Easy-to-use and low-risk technologies, which require little investment and potentially provide health and environmental benefits, often have low adoption rates. Using a randomized experiment in urban Mali, we assess the impact of a training session in which information on an improved cookstove (ICS) is provided along with the opportunity to purchase the product at the market price. We find strong effects from our invitation to the session on ICS ownership and usage while no discernible effects on product knowledge or household welfare. We find that some diffusion occurs beyond the intervention and provide evidence on the role of social interaction, mostly through imitation.
- Imitation effects
- Social Interaction
- Technology adoption
ASJC Scopus subject areas

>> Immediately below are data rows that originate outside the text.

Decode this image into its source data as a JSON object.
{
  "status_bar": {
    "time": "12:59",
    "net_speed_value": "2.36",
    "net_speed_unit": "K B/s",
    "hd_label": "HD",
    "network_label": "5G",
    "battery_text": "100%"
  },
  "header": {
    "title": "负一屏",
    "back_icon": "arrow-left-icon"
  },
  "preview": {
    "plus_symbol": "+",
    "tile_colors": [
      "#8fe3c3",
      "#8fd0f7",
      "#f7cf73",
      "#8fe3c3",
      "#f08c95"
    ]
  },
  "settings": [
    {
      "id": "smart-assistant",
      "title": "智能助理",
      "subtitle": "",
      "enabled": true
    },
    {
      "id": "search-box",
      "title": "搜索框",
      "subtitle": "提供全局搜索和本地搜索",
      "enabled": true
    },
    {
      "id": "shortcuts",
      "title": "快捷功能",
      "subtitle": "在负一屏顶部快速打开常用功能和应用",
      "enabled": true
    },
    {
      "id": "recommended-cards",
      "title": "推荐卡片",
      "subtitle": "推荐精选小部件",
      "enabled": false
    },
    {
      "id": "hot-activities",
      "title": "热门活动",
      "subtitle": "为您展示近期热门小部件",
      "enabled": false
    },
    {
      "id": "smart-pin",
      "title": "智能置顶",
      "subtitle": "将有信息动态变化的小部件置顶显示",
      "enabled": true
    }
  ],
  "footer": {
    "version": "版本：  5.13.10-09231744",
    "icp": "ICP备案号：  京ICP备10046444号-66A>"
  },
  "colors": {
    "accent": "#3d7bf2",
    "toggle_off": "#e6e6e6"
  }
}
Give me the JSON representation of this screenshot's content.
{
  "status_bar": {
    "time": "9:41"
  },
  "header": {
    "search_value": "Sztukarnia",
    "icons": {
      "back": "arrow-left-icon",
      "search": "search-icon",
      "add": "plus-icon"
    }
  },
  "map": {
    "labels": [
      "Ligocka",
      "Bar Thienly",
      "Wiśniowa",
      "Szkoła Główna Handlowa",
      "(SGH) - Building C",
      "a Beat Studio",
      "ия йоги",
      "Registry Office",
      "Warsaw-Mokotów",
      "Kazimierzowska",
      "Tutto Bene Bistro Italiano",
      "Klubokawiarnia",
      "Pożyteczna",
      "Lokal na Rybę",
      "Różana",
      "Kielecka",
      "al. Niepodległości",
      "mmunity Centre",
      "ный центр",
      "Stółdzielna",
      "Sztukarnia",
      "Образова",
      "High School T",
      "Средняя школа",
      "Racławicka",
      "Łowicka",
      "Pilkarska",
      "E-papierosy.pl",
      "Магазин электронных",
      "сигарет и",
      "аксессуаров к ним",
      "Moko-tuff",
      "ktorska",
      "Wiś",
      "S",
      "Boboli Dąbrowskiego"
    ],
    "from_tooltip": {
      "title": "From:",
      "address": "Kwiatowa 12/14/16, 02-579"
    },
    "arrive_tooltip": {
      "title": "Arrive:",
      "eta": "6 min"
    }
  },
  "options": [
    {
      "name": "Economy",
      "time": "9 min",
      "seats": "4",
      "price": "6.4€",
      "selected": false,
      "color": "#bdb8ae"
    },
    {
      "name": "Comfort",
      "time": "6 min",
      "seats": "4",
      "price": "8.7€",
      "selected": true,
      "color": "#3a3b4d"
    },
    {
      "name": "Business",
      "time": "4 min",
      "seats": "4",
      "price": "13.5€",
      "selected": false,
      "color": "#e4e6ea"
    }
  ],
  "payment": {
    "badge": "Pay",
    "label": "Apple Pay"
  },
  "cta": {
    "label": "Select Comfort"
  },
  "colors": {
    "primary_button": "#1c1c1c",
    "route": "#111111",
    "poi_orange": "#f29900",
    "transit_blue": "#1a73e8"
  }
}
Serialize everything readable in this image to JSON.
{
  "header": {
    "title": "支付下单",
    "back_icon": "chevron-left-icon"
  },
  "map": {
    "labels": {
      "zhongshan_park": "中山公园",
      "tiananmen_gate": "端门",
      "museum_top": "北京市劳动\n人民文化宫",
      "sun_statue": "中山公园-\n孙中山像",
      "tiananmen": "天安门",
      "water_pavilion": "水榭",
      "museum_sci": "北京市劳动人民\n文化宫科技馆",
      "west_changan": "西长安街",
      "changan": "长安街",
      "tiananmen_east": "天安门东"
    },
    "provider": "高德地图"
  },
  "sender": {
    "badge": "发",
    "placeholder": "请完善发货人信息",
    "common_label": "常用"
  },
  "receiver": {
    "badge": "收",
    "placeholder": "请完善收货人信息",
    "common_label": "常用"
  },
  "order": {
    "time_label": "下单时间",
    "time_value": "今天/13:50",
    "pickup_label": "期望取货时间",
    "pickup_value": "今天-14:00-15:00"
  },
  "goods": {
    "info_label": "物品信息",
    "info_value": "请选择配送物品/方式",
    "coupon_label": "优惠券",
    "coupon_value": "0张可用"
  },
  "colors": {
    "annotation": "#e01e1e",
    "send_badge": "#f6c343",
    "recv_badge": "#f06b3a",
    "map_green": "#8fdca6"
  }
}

- Geography, Planning and Development
- Sociology and Political Science
- Economics and Econometrics